Work request> Go through the entries below and work out how many lines include "handle"; give only that number.

*** Exercise materials ***

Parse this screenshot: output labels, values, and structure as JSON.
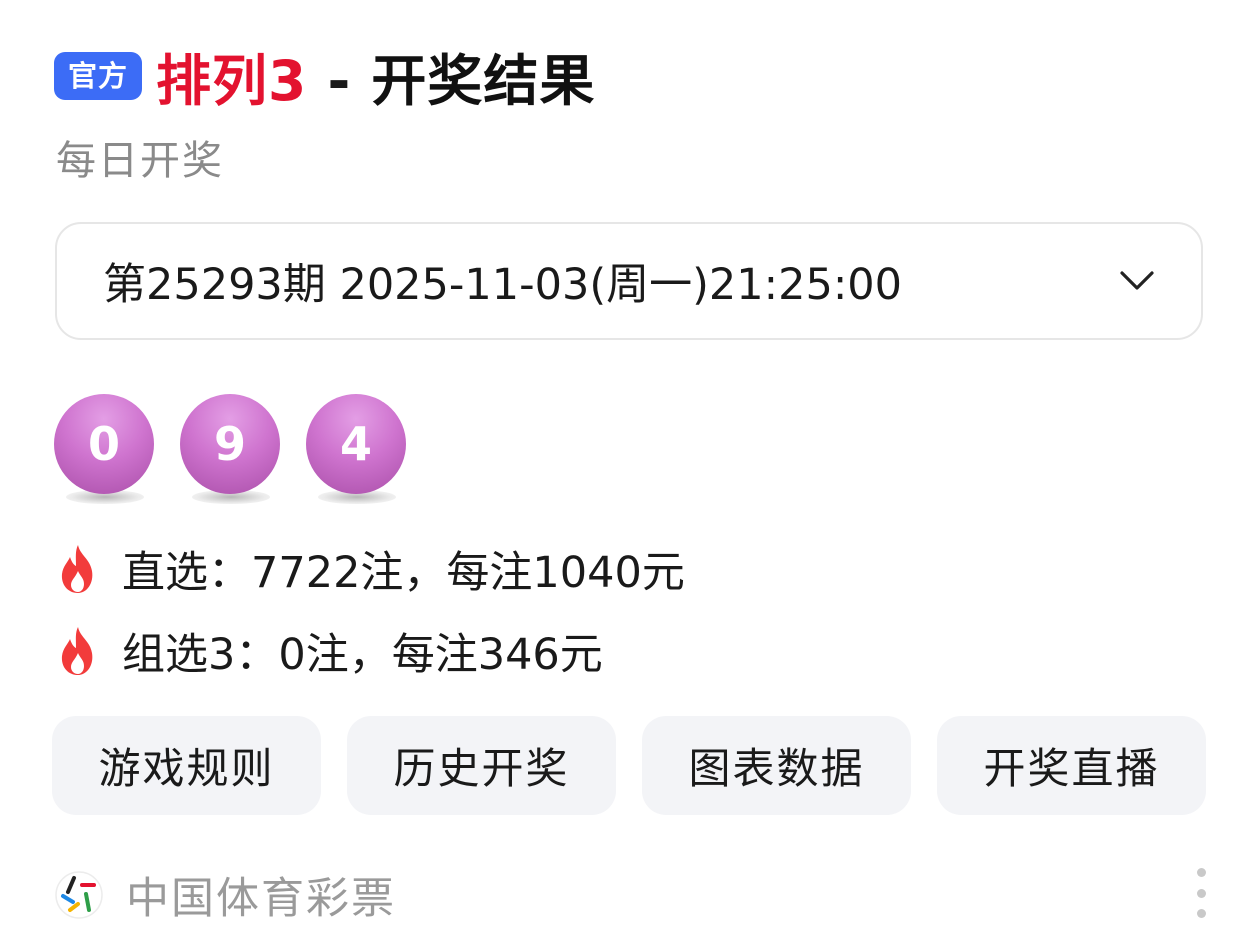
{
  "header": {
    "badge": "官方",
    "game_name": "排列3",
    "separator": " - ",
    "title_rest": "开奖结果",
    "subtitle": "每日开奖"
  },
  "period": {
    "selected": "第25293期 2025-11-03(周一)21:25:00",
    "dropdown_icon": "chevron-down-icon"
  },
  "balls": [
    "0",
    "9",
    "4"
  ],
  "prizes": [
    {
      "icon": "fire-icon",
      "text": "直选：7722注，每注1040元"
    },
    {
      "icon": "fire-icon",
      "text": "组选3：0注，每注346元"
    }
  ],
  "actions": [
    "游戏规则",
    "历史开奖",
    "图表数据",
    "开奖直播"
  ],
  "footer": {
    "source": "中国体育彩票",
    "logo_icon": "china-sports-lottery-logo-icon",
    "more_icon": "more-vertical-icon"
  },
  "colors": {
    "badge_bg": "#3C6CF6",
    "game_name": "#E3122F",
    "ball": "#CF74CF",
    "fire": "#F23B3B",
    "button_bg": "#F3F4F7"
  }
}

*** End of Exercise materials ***
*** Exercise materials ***

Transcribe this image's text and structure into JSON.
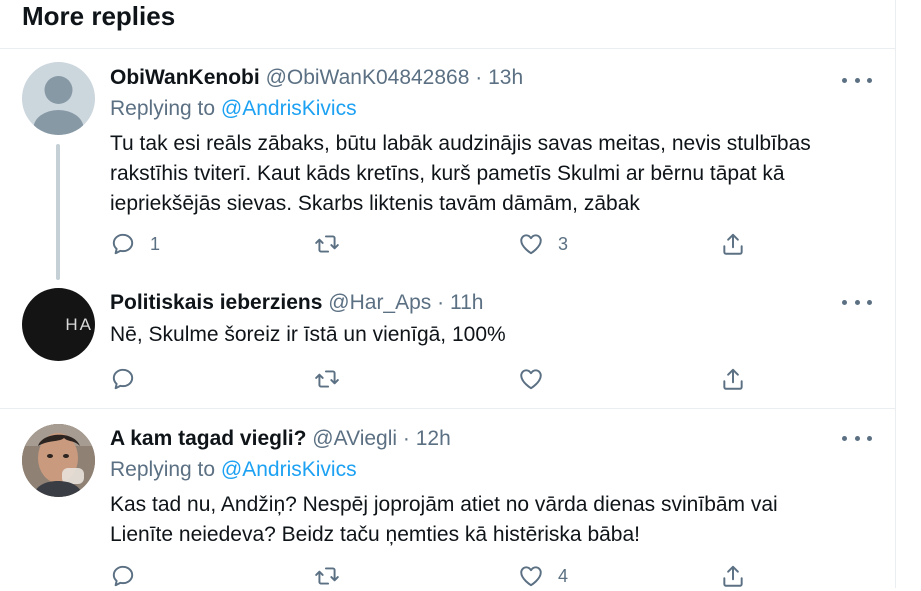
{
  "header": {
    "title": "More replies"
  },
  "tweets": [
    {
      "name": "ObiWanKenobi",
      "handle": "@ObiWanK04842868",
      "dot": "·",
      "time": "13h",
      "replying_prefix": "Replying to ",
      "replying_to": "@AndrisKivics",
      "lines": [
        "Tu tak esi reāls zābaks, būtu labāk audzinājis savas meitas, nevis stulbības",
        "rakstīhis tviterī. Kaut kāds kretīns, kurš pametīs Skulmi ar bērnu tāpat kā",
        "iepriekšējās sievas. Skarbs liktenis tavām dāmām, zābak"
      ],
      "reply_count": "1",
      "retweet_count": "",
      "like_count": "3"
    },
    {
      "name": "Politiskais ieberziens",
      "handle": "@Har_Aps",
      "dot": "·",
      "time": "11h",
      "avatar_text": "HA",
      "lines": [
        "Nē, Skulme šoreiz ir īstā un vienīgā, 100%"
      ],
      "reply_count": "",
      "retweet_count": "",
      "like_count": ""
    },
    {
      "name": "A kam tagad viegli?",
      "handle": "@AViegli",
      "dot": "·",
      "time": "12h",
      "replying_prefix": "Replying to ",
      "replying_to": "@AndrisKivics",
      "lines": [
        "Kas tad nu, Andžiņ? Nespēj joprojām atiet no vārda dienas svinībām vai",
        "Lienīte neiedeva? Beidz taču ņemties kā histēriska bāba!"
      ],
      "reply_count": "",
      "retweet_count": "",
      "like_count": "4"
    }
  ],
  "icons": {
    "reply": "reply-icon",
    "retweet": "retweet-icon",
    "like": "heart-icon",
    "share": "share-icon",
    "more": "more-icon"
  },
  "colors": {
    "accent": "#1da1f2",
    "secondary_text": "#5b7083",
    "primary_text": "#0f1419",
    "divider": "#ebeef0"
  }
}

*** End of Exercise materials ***

Answer for this exercise> 3